[Dataset items]
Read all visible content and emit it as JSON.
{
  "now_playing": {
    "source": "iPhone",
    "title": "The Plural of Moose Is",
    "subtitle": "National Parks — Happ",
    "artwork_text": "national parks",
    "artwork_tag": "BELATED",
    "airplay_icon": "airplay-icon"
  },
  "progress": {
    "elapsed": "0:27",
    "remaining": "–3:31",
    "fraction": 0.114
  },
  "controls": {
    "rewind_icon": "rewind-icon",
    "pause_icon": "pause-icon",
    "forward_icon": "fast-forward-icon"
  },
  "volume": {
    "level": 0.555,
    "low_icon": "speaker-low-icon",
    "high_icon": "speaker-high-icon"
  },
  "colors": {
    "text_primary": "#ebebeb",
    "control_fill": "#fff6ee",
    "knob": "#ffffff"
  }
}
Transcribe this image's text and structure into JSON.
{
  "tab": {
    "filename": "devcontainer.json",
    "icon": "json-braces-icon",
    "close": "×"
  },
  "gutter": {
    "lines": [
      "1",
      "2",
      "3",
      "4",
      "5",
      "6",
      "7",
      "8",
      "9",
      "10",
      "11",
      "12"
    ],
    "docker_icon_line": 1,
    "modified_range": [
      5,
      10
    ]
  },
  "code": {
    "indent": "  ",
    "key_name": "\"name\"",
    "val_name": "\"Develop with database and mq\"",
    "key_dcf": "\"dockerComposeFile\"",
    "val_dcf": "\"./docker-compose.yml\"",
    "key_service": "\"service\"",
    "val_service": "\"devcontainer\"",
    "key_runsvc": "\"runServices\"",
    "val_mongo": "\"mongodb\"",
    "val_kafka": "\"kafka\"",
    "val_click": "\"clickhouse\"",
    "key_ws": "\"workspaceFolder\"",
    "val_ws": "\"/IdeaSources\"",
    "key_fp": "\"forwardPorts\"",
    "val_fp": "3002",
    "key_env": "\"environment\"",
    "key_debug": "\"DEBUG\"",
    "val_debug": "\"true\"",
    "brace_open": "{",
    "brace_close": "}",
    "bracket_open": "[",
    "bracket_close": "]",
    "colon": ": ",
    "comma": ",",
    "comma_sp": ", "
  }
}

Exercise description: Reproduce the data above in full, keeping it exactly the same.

Solution:
Read all visible content and emit it as JSON.
{
  "now_playing": {
    "source": "iPhone",
    "title": "The Plural of Moose Is",
    "subtitle": "National Parks — Happ",
    "artwork_text": "national parks",
    "artwork_tag": "BELATED",
    "airplay_icon": "airplay-icon"
  },
  "progress": {
    "elapsed": "0:27",
    "remaining": "–3:31",
    "fraction": 0.114
  },
  "controls": {
    "rewind_icon": "rewind-icon",
    "pause_icon": "pause-icon",
    "forward_icon": "fast-forward-icon"
  },
  "volume": {
    "level": 0.555,
    "low_icon": "speaker-low-icon",
    "high_icon": "speaker-high-icon"
  },
  "colors": {
    "text_primary": "#ebebeb",
    "control_fill": "#fff6ee",
    "knob": "#ffffff"
  }
}
Transcribe this image's text and structure into JSON.
{
  "tab": {
    "filename": "devcontainer.json",
    "icon": "json-braces-icon",
    "close": "×"
  },
  "gutter": {
    "lines": [
      "1",
      "2",
      "3",
      "4",
      "5",
      "6",
      "7",
      "8",
      "9",
      "10",
      "11",
      "12"
    ],
    "docker_icon_line": 1,
    "modified_range": [
      5,
      10
    ]
  },
  "code": {
    "indent": "  ",
    "key_name": "\"name\"",
    "val_name": "\"Develop with database and mq\"",
    "key_dcf": "\"dockerComposeFile\"",
    "val_dcf": "\"./docker-compose.yml\"",
    "key_service": "\"service\"",
    "val_service": "\"devcontainer\"",
    "key_runsvc": "\"runServices\"",
    "val_mongo": "\"mongodb\"",
    "val_kafka": "\"kafka\"",
    "val_click": "\"clickhouse\"",
    "key_ws": "\"workspaceFolder\"",
    "val_ws": "\"/IdeaSources\"",
    "key_fp": "\"forwardPorts\"",
    "val_fp": "3002",
    "key_env": "\"environment\"",
    "key_debug": "\"DEBUG\"",
    "val_debug": "\"true\"",
    "brace_open": "{",
    "brace_close": "}",
    "bracket_open": "[",
    "bracket_close": "]",
    "colon": ": ",
    "comma": ",",
    "comma_sp": ", "
  }
}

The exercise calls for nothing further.